_TRY IT_:
All records, minus the pictures: write them out exactly.

EXERCISE MATERIAL START

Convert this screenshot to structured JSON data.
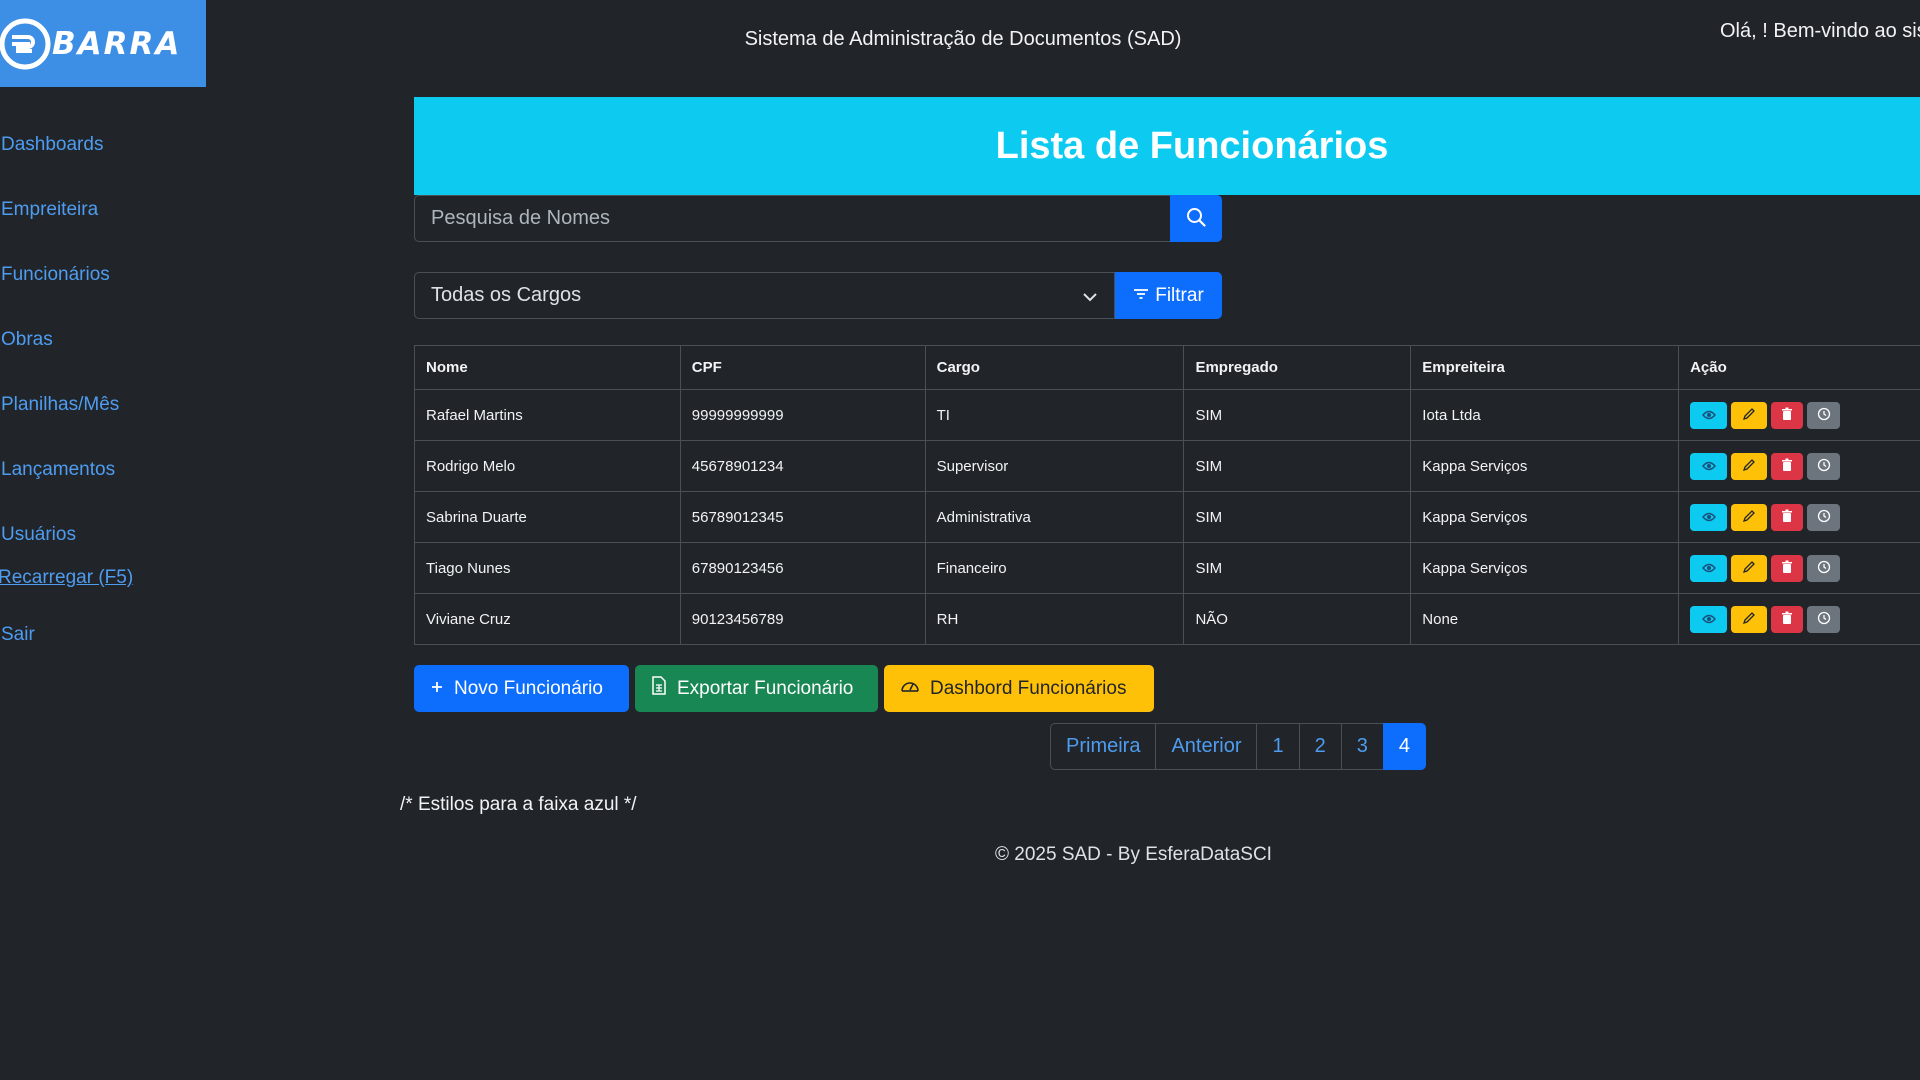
{
  "logo": {
    "text": "BARRA"
  },
  "header": {
    "title": "Sistema de Administração de Documentos (SAD)",
    "welcome": "Olá, ! Bem-vindo ao sis"
  },
  "sidebar": {
    "items": [
      {
        "label": "Dashboards"
      },
      {
        "label": "Empreiteira"
      },
      {
        "label": "Funcionários"
      },
      {
        "label": "Obras"
      },
      {
        "label": "Planilhas/Mês"
      },
      {
        "label": "Lançamentos"
      },
      {
        "label": "Usuários"
      },
      {
        "label": "Recarregar (F5) "
      },
      {
        "label": "Sair"
      }
    ]
  },
  "main": {
    "banner_title": "Lista de Funcionários",
    "search": {
      "placeholder": "Pesquisa de Nomes",
      "value": ""
    },
    "filter": {
      "selected": "Todas os Cargos",
      "button_label": "Filtrar"
    },
    "table": {
      "headers": [
        "Nome",
        "CPF",
        "Cargo",
        "Empregado",
        "Empreiteira",
        "Ação"
      ],
      "rows": [
        {
          "nome": "Rafael Martins",
          "cpf": "99999999999",
          "cargo": "TI",
          "empregado": "SIM",
          "empreiteira": "Iota Ltda"
        },
        {
          "nome": "Rodrigo Melo",
          "cpf": "45678901234",
          "cargo": "Supervisor",
          "empregado": "SIM",
          "empreiteira": "Kappa Serviços"
        },
        {
          "nome": "Sabrina Duarte",
          "cpf": "56789012345",
          "cargo": "Administrativa",
          "empregado": "SIM",
          "empreiteira": "Kappa Serviços"
        },
        {
          "nome": "Tiago Nunes",
          "cpf": "67890123456",
          "cargo": "Financeiro",
          "empregado": "SIM",
          "empreiteira": "Kappa Serviços"
        },
        {
          "nome": "Viviane Cruz",
          "cpf": "90123456789",
          "cargo": "RH",
          "empregado": "NÃO",
          "empreiteira": "None"
        }
      ]
    },
    "buttons": {
      "new": "Novo Funcionário",
      "export": "Exportar Funcionário",
      "dashboard": "Dashbord Funcionários"
    },
    "pagination": {
      "first": "Primeira",
      "prev": "Anterior",
      "pages": [
        "1",
        "2",
        "3",
        "4"
      ],
      "active_page": "4"
    },
    "css_comment": "/* Estilos para a faixa azul */",
    "footer": "© 2025 SAD - By EsferaDataSCI"
  },
  "colors": {
    "background": "#212529",
    "primary": "#0d6efd",
    "info": "#0dcaf0",
    "warning": "#ffc107",
    "danger": "#dc3545",
    "success": "#198754",
    "secondary": "#6c757d",
    "link": "#4e9cf0"
  },
  "icons": [
    "search-icon",
    "filter-icon",
    "chevron-down-icon",
    "eye-icon",
    "pencil-icon",
    "trash-icon",
    "clock-icon",
    "plus-icon",
    "file-excel-icon",
    "speedometer-icon"
  ]
}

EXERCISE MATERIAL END

_THE ANSWER_:
Convert this screenshot to structured JSON data.
{
  "logo": {
    "text": "BARRA"
  },
  "header": {
    "title": "Sistema de Administração de Documentos (SAD)",
    "welcome": "Olá, ! Bem-vindo ao sis"
  },
  "sidebar": {
    "items": [
      {
        "label": "Dashboards"
      },
      {
        "label": "Empreiteira"
      },
      {
        "label": "Funcionários"
      },
      {
        "label": "Obras"
      },
      {
        "label": "Planilhas/Mês"
      },
      {
        "label": "Lançamentos"
      },
      {
        "label": "Usuários"
      },
      {
        "label": "Recarregar (F5) "
      },
      {
        "label": "Sair"
      }
    ]
  },
  "main": {
    "banner_title": "Lista de Funcionários",
    "search": {
      "placeholder": "Pesquisa de Nomes",
      "value": ""
    },
    "filter": {
      "selected": "Todas os Cargos",
      "button_label": "Filtrar"
    },
    "table": {
      "headers": [
        "Nome",
        "CPF",
        "Cargo",
        "Empregado",
        "Empreiteira",
        "Ação"
      ],
      "rows": [
        {
          "nome": "Rafael Martins",
          "cpf": "99999999999",
          "cargo": "TI",
          "empregado": "SIM",
          "empreiteira": "Iota Ltda"
        },
        {
          "nome": "Rodrigo Melo",
          "cpf": "45678901234",
          "cargo": "Supervisor",
          "empregado": "SIM",
          "empreiteira": "Kappa Serviços"
        },
        {
          "nome": "Sabrina Duarte",
          "cpf": "56789012345",
          "cargo": "Administrativa",
          "empregado": "SIM",
          "empreiteira": "Kappa Serviços"
        },
        {
          "nome": "Tiago Nunes",
          "cpf": "67890123456",
          "cargo": "Financeiro",
          "empregado": "SIM",
          "empreiteira": "Kappa Serviços"
        },
        {
          "nome": "Viviane Cruz",
          "cpf": "90123456789",
          "cargo": "RH",
          "empregado": "NÃO",
          "empreiteira": "None"
        }
      ]
    },
    "buttons": {
      "new": "Novo Funcionário",
      "export": "Exportar Funcionário",
      "dashboard": "Dashbord Funcionários"
    },
    "pagination": {
      "first": "Primeira",
      "prev": "Anterior",
      "pages": [
        "1",
        "2",
        "3",
        "4"
      ],
      "active_page": "4"
    },
    "css_comment": "/* Estilos para a faixa azul */",
    "footer": "© 2025 SAD - By EsferaDataSCI"
  },
  "colors": {
    "background": "#212529",
    "primary": "#0d6efd",
    "info": "#0dcaf0",
    "warning": "#ffc107",
    "danger": "#dc3545",
    "success": "#198754",
    "secondary": "#6c757d",
    "link": "#4e9cf0"
  },
  "icons": [
    "search-icon",
    "filter-icon",
    "chevron-down-icon",
    "eye-icon",
    "pencil-icon",
    "trash-icon",
    "clock-icon",
    "plus-icon",
    "file-excel-icon",
    "speedometer-icon"
  ]
}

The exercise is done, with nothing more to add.